Here is a simple question based on Brewster’s law:When unpolarised beam of light is incident on a glass slab, the rflected beam is found to be completely plane polarised. The angle between the reflected beam and the transmitted beam is
(a) 30° (b) 45° (c) 60° (d) 90° (e) dependent on the refractive index
The correct option is (d). You can easily prove this as follows:
Since n = sin i/sin r, we have tan i = sin i/ sin r so that sin i/ cos i = sin i/sin r. Therefore, cos i = sin r. Therefore, r = 90° – i so that i + r = 90°. With reference to the figure, the angle BOC ( which is the angle between the reflected and transmitted beams) is therefore equal to 90°.
Now consider the following question:
When unpolarised light proceeding through air is incident at an angle of 60° on a transparent slab, the reflected rays are found to be completely plane polarised. The refractive index of the slab and the angle of refraction into the slab are respectively
(a) 1.7, 30° (b) 1.414, 40° (c) 1.5, 30° (d) 1.3, 45° (e) 1.732, 30°
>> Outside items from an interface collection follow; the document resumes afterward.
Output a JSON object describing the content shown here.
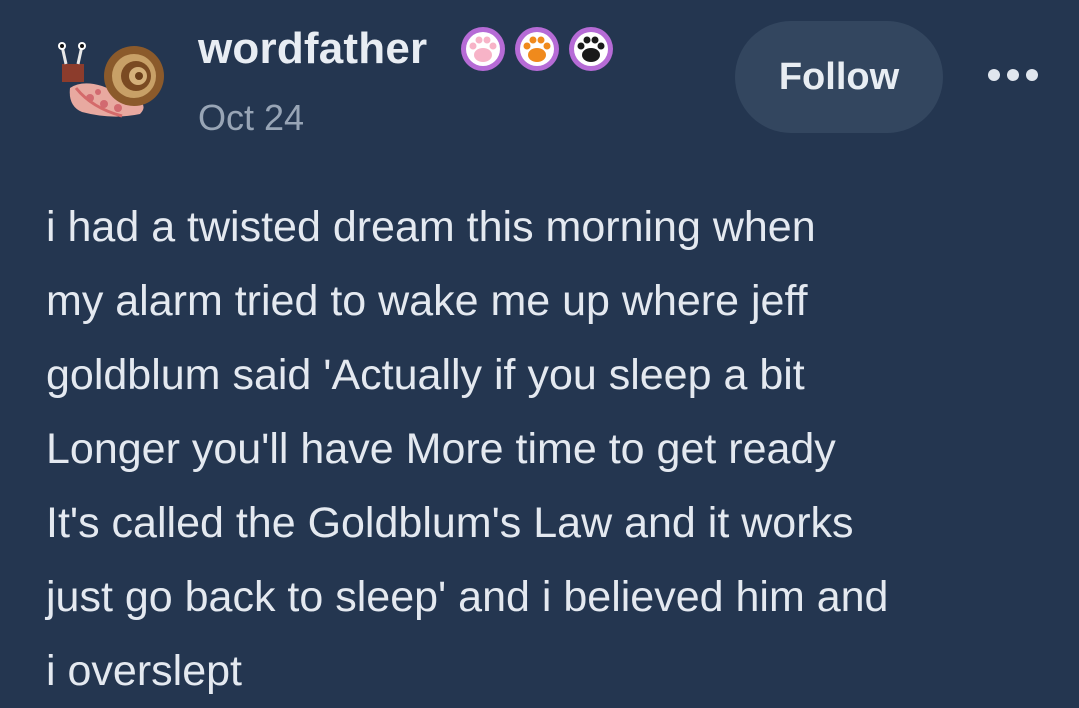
{
  "post": {
    "author": {
      "username": "wordfather",
      "avatar_icon": "snail-avatar-icon",
      "badges": [
        {
          "icon": "paw-badge-icon",
          "paw_color": "#f7b3c7",
          "ring_color": "#b66bd6"
        },
        {
          "icon": "paw-badge-icon",
          "paw_color": "#f08a1c",
          "ring_color": "#b66bd6"
        },
        {
          "icon": "paw-badge-icon",
          "paw_color": "#1a1a1a",
          "ring_color": "#b66bd6"
        }
      ]
    },
    "date": "Oct 24",
    "follow_label": "Follow",
    "more_icon": "more-options-icon",
    "body_lines": [
      "i had a twisted dream this morning when",
      "my alarm tried to wake me up where jeff",
      "goldblum said 'Actually if you sleep a bit",
      "Longer you'll have More time to get ready",
      "It's called the Goldblum's Law and it works",
      "just go back to sleep' and i believed him and",
      "i overslept"
    ]
  },
  "colors": {
    "background": "#243650",
    "follow_button": "#33465f",
    "text": "#e4e9f0",
    "muted_text": "#98a5b6"
  }
}
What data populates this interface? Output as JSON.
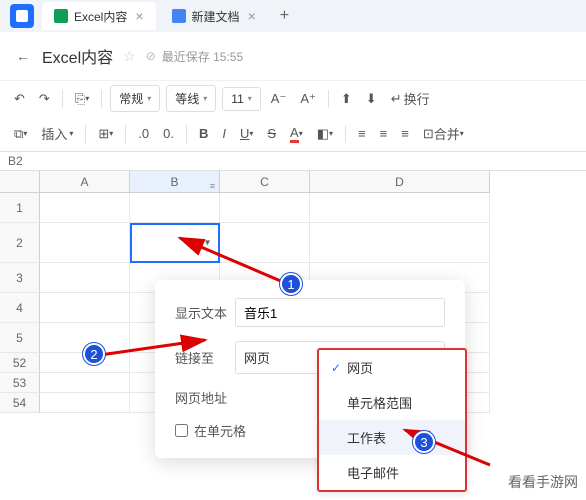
{
  "tabs": [
    {
      "label": "Excel内容",
      "type": "sheet"
    },
    {
      "label": "新建文档",
      "type": "doc"
    }
  ],
  "title": {
    "back": "←",
    "name": "Excel内容",
    "star": "☆",
    "cloud": "⊘",
    "saved": "最近保存 15:55"
  },
  "toolbar": {
    "undo": "↶",
    "redo": "↷",
    "paint": "🖌",
    "format": "常规",
    "border_style": "等线",
    "font_size": "11",
    "bold": "B",
    "italic": "I",
    "underline": "U",
    "strike": "S",
    "color_a": "A",
    "fill": "🎨",
    "align_top": "↑",
    "align_mid": "↓",
    "wrap": "换行",
    "insert": "插入",
    "decimal_inc": ".0",
    "decimal_dec": "0.",
    "merge": "合并"
  },
  "cell_ref": "B2",
  "cols": [
    "A",
    "B",
    "C",
    "D"
  ],
  "visible_rows": [
    "1",
    "2",
    "3",
    "4",
    "5",
    "52",
    "53",
    "54"
  ],
  "popup": {
    "display_label": "显示文本",
    "display_value": "音乐1",
    "link_label": "链接至",
    "link_value": "网页",
    "url_label": "网页地址",
    "checkbox_label": "在单元格"
  },
  "dropdown": {
    "items": [
      "网页",
      "单元格范围",
      "工作表",
      "电子邮件"
    ],
    "selected": "网页",
    "highlight": "工作表"
  },
  "annot": {
    "n1": "1",
    "n2": "2",
    "n3": "3"
  },
  "watermark": "看看手游网"
}
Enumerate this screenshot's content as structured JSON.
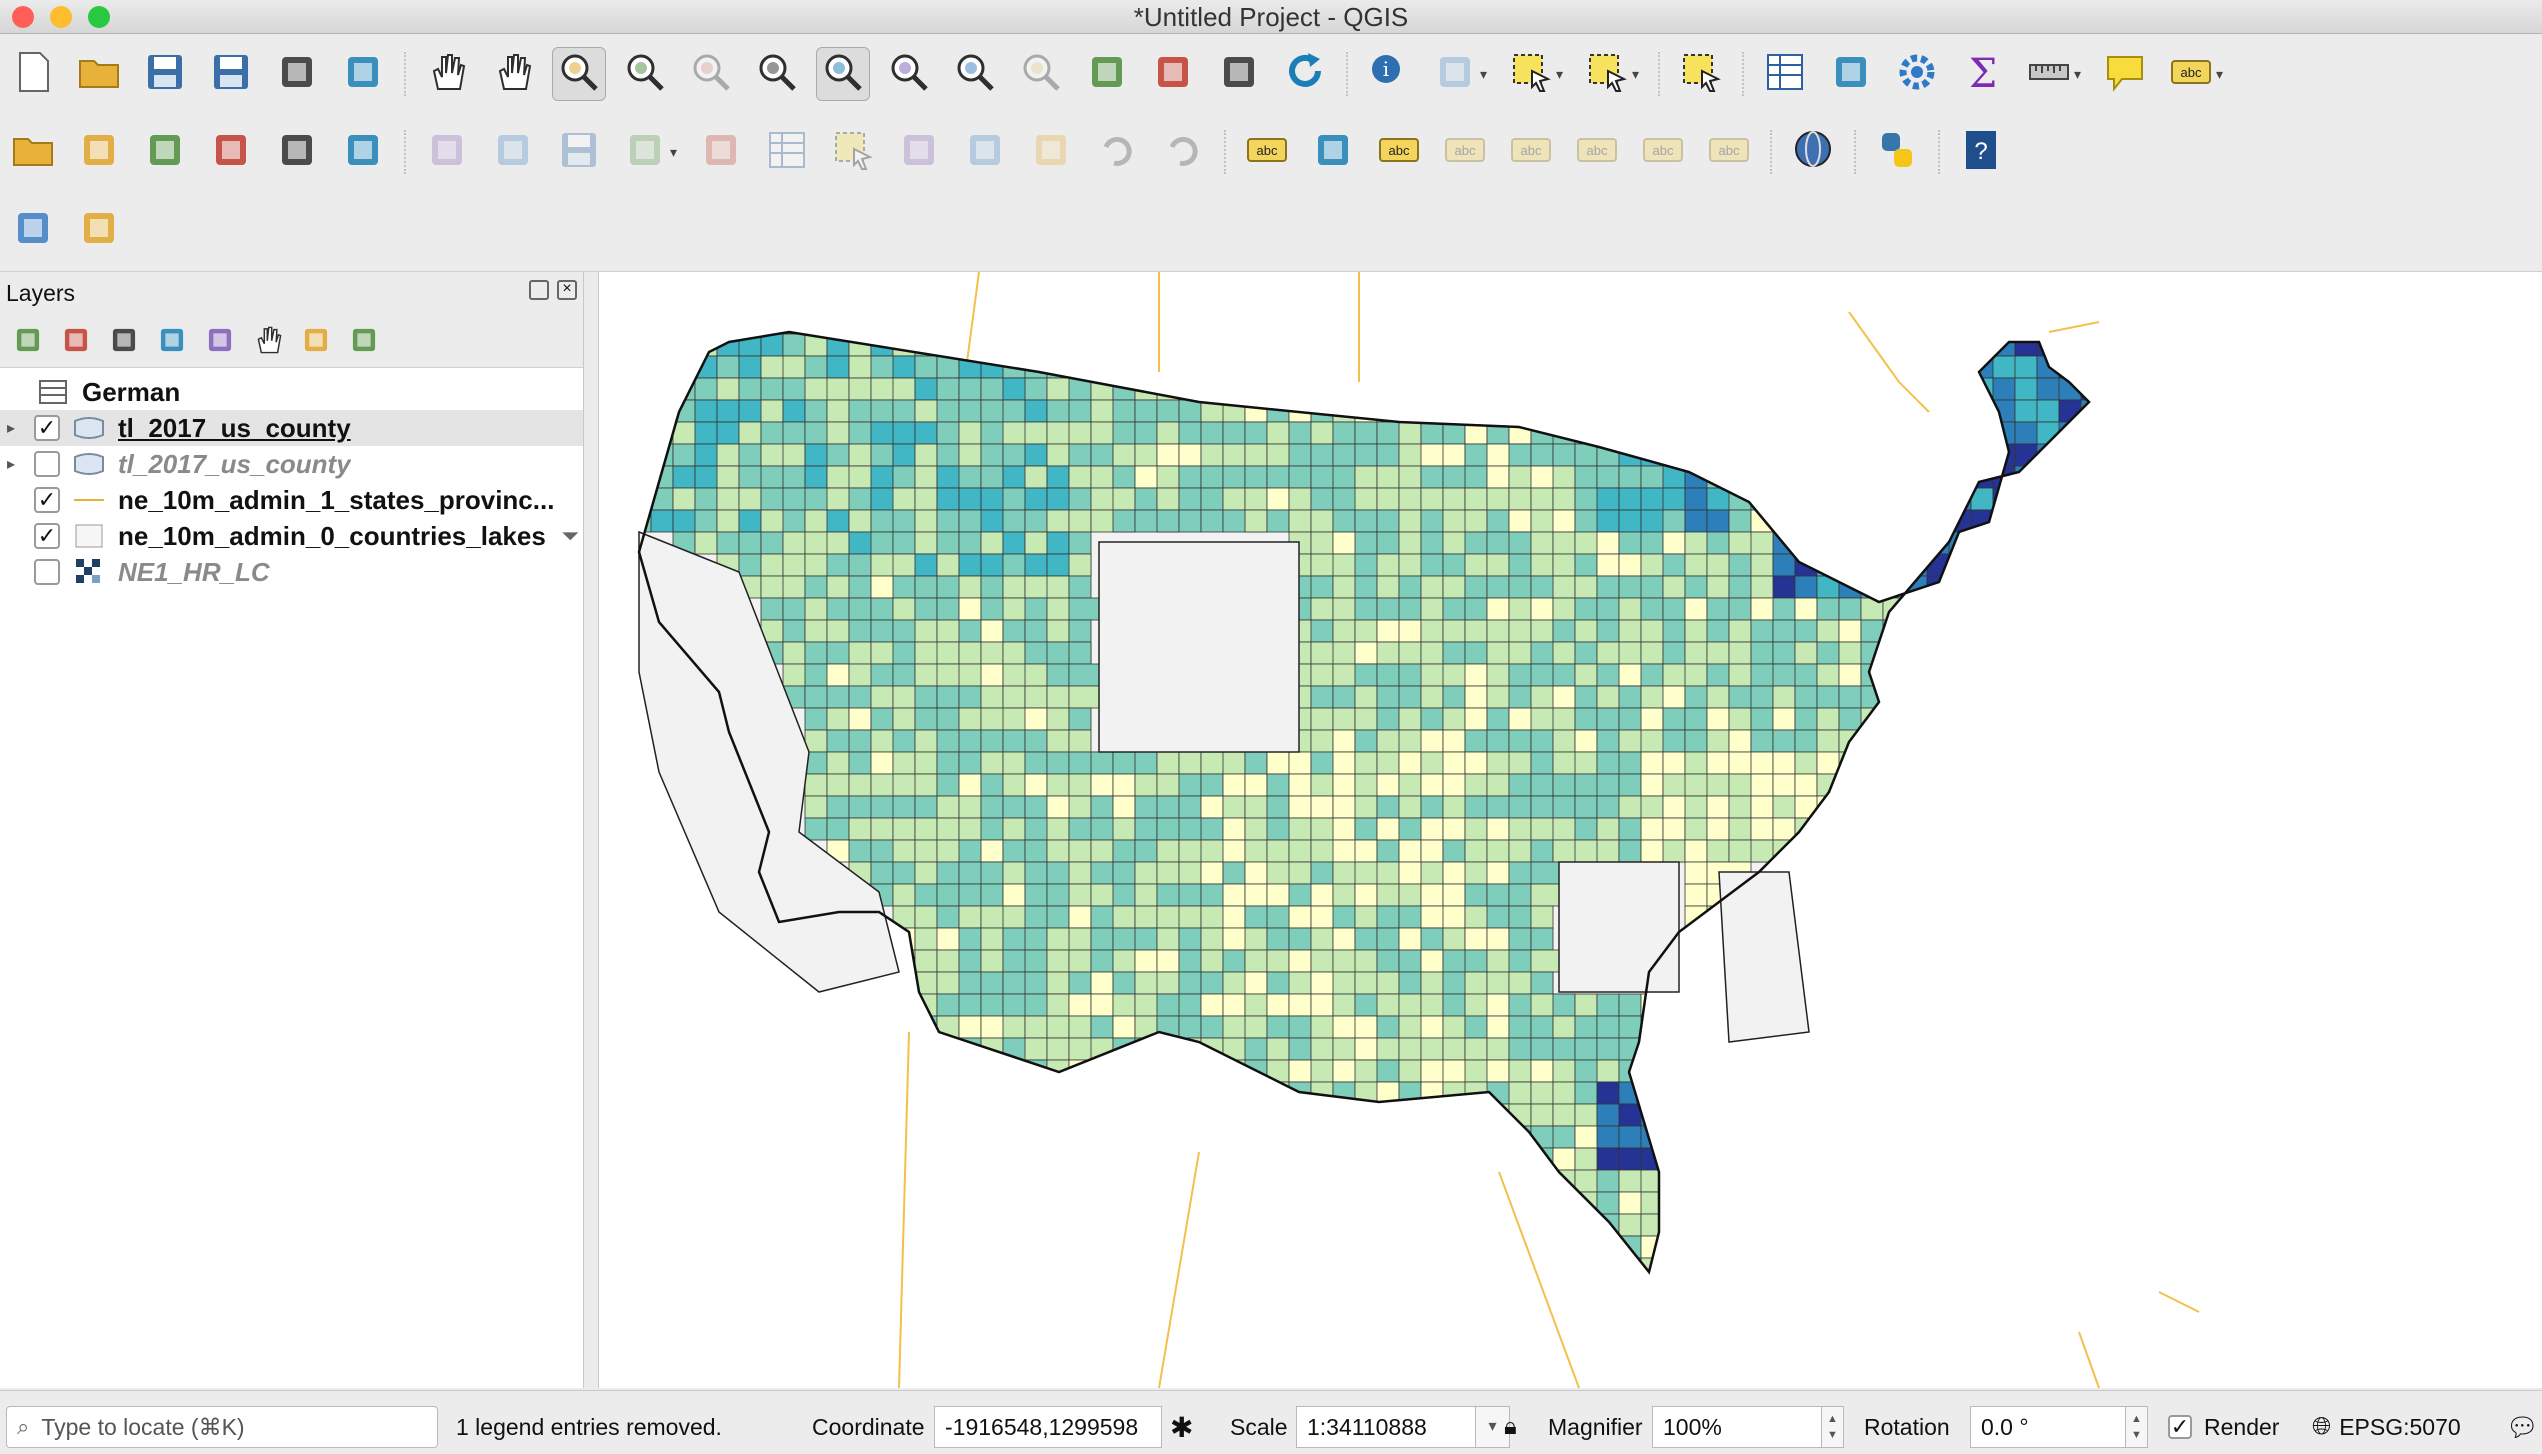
{
  "window": {
    "title": "*Untitled Project - QGIS",
    "traffic_lights": [
      "#ff5f57",
      "#febc2e",
      "#28c840"
    ]
  },
  "toolbar_row1": [
    "new-project-icon",
    "open-project-icon",
    "save-project-icon",
    "save-as-icon",
    "print-layout-icon",
    "style-manager-icon",
    "pan-icon",
    "pan-to-selection-icon",
    "zoom-in-icon",
    "zoom-out-icon",
    "zoom-native-icon",
    "zoom-full-icon",
    "zoom-to-selection-icon",
    "zoom-to-layer-icon",
    "zoom-last-icon",
    "zoom-next-icon",
    "new-bookmark-icon",
    "show-bookmarks-icon",
    "spatial-bookmark-icon",
    "refresh-icon",
    "identify-icon",
    "run-action-icon",
    "select-features-icon",
    "select-by-value-icon",
    "deselect-icon",
    "attribute-table-icon",
    "field-calculator-icon",
    "toolbox-icon",
    "statistics-icon",
    "measure-icon",
    "map-tips-icon",
    "text-annotation-icon"
  ],
  "toolbar_row2": [
    "data-source-manager-icon",
    "new-geopackage-icon",
    "new-shapefile-icon",
    "digitize-icon",
    "new-temp-layer-icon",
    "new-virtual-layer-icon",
    "toggle-editing-icon",
    "current-edits-icon",
    "save-edits-icon",
    "add-feature-icon",
    "vertex-tool-icon",
    "modify-attributes-icon",
    "delete-selected-icon",
    "cut-features-icon",
    "copy-features-icon",
    "paste-features-icon",
    "undo-icon",
    "redo-icon",
    "label-tool-icon",
    "diagram-tool-icon",
    "pin-labels-icon",
    "highlight-labels-icon",
    "show-hide-labels-icon",
    "move-label-icon",
    "rotate-label-icon",
    "change-label-icon",
    "globe-icon",
    "python-icon",
    "help-icon"
  ],
  "toolbar_row3": [
    "locator-icon",
    "plugin-icon"
  ],
  "layers_panel": {
    "title": "Layers",
    "tools": [
      "style-icon",
      "add-group-icon",
      "visibility-icon",
      "filter-legend-icon",
      "expression-filter-icon",
      "expand-all-icon",
      "collapse-all-icon",
      "remove-layer-icon"
    ],
    "items": [
      {
        "name": "German",
        "type": "table",
        "checked": null,
        "expandable": false,
        "italic": false,
        "selected": false
      },
      {
        "name": "tl_2017_us_county",
        "type": "polygon",
        "checked": true,
        "expandable": true,
        "italic": false,
        "selected": true
      },
      {
        "name": "tl_2017_us_county",
        "type": "polygon",
        "checked": false,
        "expandable": true,
        "italic": true,
        "selected": false
      },
      {
        "name": "ne_10m_admin_1_states_provinc...",
        "type": "line",
        "checked": true,
        "expandable": false,
        "italic": false,
        "selected": false
      },
      {
        "name": "ne_10m_admin_0_countries_lakes",
        "type": "fill",
        "checked": true,
        "expandable": false,
        "italic": false,
        "selected": false
      },
      {
        "name": "NE1_HR_LC",
        "type": "raster",
        "checked": false,
        "expandable": false,
        "italic": true,
        "selected": false
      }
    ]
  },
  "statusbar": {
    "locate_placeholder": "Type to locate (⌘K)",
    "message": "1 legend entries removed.",
    "coordinate_label": "Coordinate",
    "coordinate_value": "-1916548,1299598",
    "scale_label": "Scale",
    "scale_value": "1:34110888",
    "magnifier_label": "Magnifier",
    "magnifier_value": "100%",
    "rotation_label": "Rotation",
    "rotation_value": "0.0 °",
    "render_label": "Render",
    "render_checked": true,
    "crs": "EPSG:5070"
  },
  "map": {
    "palette": [
      "#ffffcc",
      "#c7e9b4",
      "#7fcdbb",
      "#41b6c4",
      "#2c7fb8",
      "#253494"
    ],
    "nodata_fill": "#f2f2f2",
    "border_color": "#f3c14b"
  }
}
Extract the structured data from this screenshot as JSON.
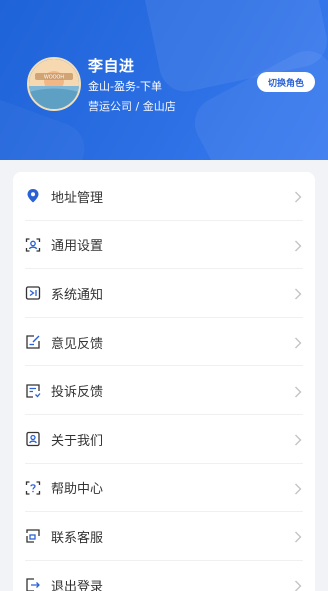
{
  "profile": {
    "avatar_text": "WOOOH",
    "name": "李自进",
    "role": "金山-盈务-下单",
    "org": "营运公司 / 金山店",
    "switch_role_label": "切换角色"
  },
  "menu": {
    "items": [
      {
        "label": "地址管理",
        "icon": "location-pin-icon"
      },
      {
        "label": "通用设置",
        "icon": "user-settings-icon"
      },
      {
        "label": "系统通知",
        "icon": "notification-icon"
      },
      {
        "label": "意见反馈",
        "icon": "edit-feedback-icon"
      },
      {
        "label": "投诉反馈",
        "icon": "complaint-icon"
      },
      {
        "label": "关于我们",
        "icon": "about-user-icon"
      },
      {
        "label": "帮助中心",
        "icon": "help-icon"
      },
      {
        "label": "联系客服",
        "icon": "customer-service-icon"
      },
      {
        "label": "退出登录",
        "icon": "logout-icon"
      }
    ]
  },
  "colors": {
    "header_primary": "#1f63d8",
    "icon_blue": "#2a62d6",
    "page_bg": "#f2f3f7"
  }
}
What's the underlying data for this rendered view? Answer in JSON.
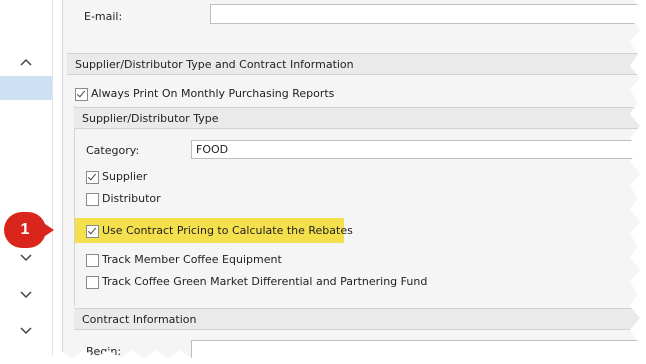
{
  "nav": {
    "chevrons": [
      "up",
      "down",
      "down",
      "down"
    ]
  },
  "email": {
    "label": "E-mail:",
    "value": ""
  },
  "main_group": {
    "title": "Supplier/Distributor Type and Contract Information"
  },
  "always_print": {
    "label": "Always Print On Monthly Purchasing Reports",
    "checked": true
  },
  "type_group": {
    "title": "Supplier/Distributor Type"
  },
  "category": {
    "label": "Category:",
    "value": "FOOD"
  },
  "checkboxes": [
    {
      "label": "Supplier",
      "checked": true
    },
    {
      "label": "Distributor",
      "checked": false
    },
    {
      "label": "Use Contract Pricing to Calculate the Rebates",
      "checked": true
    },
    {
      "label": "Track Member Coffee Equipment",
      "checked": false
    },
    {
      "label": "Track Coffee Green Market Differential and Partnering Fund",
      "checked": false
    }
  ],
  "contract_group": {
    "title": "Contract Information"
  },
  "begin": {
    "label": "Begin:",
    "value": ""
  },
  "callout": {
    "number": "1"
  },
  "colors": {
    "highlight": "#f4e04d",
    "badge": "#d9251c",
    "nav_selected": "#cde0f4"
  }
}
If you are in too much hurry, you may pick out option (a). But the correct option is (e). Refractive index, n = tan i = tan 60° = √3 = 1.732. Angle of refraction r = 90° – i = 90° – 60° = 30°.